Having just come off a series of pre- Beyoncé ads that insulted the jewelry house’s loyal, long-time clientele with its “Not Your Mother’s Tiffany” tagline, the 28-year-old Arnault — son of LVMH owner, Bernard Arnault — might want to study one of Basquiat’s more famous works, Obnoxious Liberals.
In related, but far worse news, the campaign saw the internet explode in outrage that Beyoncé — who’s been an advocate for Black rights for years — would star in an ad wearing a “blood diamond.” Social media ablaze with indignation, the singer remained silent as her mother angrily responded to the backlash.
“How many of you socially conscious activists own diamonds? I thought so,” Tina Knowles clapped back on Instagram. “Did you check to see where [your] diamond came from? Probably not. When you guys get engaged … put on a sterling silver band … because [you’re] righteous!!”
Is the criticism correct? Let’s take a look at the history of the stone.
Also known as “conflict diamonds,” gems bartered to fund wars have been rightly verboten since the 1990s when a precise definition of the term “blood diamond” was outlined by the UN in reference to brutal civil wars in diamond-rich areas of West-Central Africa. Specifically, Angola, Sierra Leone and the Congo.
However, the social media morality squad is condemning Beyoncé for wearing a diamond excavated under abusive colonial labour practices that are symbolic of the ills of historic racism.
That’s a fine hair to slice for Beyoncé — a pop star whose brand is so deeply rooted in Afrocentric affirmation, from high-profile projects like the musical Black is King through to Black Panther-inspired Superbowl performances.
That a ‘chic’ brand would botch nuance and subtext is hardly shocking. The fashion industry often proves itself spectacularly maladroit at the intersection of race, cultural values, and style. Consider such highly foreseeable — and recent — bungles as Gucci’s blackface turtlenecks (2019), Prada’s Sambo key fobs (2018), or Dolce & Gabbana’s ‘eating with chopsticks’ fiasco (2018), which saw the Italian designers deserted by the Chinese market while nearly ruining Chinese model Zuo Ye’s career.
That Beyoncé and Jay-Z would get it wrong is surprising. Savvy entrepreneurs as much as entertainers, the Carters should be aware of what’s on brand for them.

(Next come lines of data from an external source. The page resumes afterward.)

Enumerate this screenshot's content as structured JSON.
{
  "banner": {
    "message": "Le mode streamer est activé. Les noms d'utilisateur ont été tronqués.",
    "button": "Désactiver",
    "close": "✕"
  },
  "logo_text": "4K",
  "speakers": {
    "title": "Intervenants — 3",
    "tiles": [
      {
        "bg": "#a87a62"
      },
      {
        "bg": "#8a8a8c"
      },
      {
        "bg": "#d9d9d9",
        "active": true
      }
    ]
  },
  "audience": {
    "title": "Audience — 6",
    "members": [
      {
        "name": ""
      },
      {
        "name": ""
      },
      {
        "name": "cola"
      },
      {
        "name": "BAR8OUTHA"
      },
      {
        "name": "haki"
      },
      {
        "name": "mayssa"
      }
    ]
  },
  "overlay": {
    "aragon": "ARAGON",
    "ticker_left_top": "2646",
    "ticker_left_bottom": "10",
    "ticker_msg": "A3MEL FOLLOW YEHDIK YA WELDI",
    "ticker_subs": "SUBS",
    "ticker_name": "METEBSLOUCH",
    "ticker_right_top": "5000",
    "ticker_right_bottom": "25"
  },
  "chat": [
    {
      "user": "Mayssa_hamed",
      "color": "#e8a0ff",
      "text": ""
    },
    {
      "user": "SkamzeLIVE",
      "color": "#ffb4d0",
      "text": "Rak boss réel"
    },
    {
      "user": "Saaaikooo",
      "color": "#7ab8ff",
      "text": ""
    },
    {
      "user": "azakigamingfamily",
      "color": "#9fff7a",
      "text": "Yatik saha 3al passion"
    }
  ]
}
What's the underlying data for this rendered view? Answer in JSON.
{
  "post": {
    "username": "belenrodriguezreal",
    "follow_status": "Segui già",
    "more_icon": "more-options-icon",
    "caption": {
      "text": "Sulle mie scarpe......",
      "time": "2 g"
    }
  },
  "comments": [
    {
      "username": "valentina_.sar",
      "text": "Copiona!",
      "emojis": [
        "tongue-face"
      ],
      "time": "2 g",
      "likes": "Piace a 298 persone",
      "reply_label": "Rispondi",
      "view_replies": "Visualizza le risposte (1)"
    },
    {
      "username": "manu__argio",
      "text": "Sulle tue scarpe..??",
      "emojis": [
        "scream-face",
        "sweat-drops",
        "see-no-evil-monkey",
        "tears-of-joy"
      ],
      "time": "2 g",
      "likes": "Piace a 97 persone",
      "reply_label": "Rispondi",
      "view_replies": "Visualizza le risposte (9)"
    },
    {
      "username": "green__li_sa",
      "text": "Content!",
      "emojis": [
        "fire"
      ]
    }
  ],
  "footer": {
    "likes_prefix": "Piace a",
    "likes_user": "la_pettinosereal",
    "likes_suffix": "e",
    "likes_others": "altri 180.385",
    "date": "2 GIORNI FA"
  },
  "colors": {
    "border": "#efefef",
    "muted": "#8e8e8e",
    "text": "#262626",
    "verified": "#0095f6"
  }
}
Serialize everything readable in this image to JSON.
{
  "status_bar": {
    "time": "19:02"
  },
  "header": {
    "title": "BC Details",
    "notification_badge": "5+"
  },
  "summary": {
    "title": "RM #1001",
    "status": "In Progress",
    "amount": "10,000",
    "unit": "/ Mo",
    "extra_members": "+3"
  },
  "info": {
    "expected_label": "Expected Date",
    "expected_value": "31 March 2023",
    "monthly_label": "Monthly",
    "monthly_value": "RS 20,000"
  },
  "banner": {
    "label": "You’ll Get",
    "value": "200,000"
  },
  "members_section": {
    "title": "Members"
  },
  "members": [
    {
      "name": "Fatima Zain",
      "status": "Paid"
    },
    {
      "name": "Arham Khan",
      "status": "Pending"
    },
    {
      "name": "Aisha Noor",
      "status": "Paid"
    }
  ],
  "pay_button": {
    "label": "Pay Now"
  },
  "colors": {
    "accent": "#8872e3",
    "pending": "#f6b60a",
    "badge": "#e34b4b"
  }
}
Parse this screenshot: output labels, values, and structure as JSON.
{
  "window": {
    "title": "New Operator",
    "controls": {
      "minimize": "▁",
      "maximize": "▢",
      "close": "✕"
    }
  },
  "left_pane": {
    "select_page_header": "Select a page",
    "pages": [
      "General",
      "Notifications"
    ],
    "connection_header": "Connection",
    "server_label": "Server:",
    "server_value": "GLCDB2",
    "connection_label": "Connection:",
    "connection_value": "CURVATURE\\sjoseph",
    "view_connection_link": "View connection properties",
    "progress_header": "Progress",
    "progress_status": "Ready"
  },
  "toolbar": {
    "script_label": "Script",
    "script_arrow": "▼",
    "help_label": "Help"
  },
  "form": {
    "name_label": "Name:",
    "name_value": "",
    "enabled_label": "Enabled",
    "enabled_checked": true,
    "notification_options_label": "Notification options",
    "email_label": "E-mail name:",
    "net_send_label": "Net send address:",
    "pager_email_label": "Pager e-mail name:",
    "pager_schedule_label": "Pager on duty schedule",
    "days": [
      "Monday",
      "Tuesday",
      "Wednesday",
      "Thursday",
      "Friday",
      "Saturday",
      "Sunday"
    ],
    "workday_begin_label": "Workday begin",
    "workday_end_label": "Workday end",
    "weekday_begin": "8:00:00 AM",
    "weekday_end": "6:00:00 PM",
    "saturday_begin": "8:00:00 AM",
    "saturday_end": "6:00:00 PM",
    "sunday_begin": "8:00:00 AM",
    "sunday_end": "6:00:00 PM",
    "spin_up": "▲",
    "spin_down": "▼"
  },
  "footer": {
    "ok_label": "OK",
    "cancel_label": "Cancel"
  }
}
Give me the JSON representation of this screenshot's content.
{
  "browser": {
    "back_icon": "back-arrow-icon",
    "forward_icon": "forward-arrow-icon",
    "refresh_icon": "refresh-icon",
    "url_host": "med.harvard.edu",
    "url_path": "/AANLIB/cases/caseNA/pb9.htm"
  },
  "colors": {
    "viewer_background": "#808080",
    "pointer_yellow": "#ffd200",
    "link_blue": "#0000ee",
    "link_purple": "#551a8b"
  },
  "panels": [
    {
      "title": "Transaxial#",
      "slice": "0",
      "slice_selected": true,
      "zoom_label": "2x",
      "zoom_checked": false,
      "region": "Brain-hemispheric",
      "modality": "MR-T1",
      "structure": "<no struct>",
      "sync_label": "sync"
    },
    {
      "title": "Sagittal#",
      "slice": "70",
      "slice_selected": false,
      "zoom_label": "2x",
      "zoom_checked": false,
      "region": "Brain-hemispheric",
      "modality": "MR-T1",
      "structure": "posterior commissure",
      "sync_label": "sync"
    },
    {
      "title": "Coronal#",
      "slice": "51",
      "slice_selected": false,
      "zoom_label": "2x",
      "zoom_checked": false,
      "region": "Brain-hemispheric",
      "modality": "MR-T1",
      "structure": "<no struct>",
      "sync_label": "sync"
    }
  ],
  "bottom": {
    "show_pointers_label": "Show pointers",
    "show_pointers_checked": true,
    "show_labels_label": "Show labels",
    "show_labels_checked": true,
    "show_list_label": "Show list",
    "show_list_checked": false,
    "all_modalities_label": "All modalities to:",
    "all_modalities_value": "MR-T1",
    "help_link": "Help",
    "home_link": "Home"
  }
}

According to comments leaked to the press, Beyoncé feels “disappointed and angry” that she wasn’t “made aware” of the diamond’s past. Except that a one-minute Google search could have predicted the fallout of this particular celebrity wearing that specific diamond. Certainly, Tiffany has other impressive sparklers on hand and Beyoncé can’t put the blunder down to not being “made aware” when her brand is centred on Awareness.
Overwrought yet underthought, a campaign aimed at reinvigorating an old school brand with modern cultural clout is evocative of exactly the opposite — a corporate behemoth’s ham-fisted conscription of Blackness given an assist by the movement’s most glittering advocates. Oops.
“Little is known of Sierra Leone,
and how it connects
to the diamonds we own.”
A song about blood diamonds, remixed with what are arguably Jay-Z’s most widely known lyrics, so oddly prophetic in view of the current Tiffany fracas.
It’s enough to make a superstar pine for the not-so-olden days when she’d merely have to wrap herself in acres of mink and be immortalized for Blackglama’s prestige “What Becomes a Legend Most?” campaign.
Simpler times. Until, of course, PETA got involved.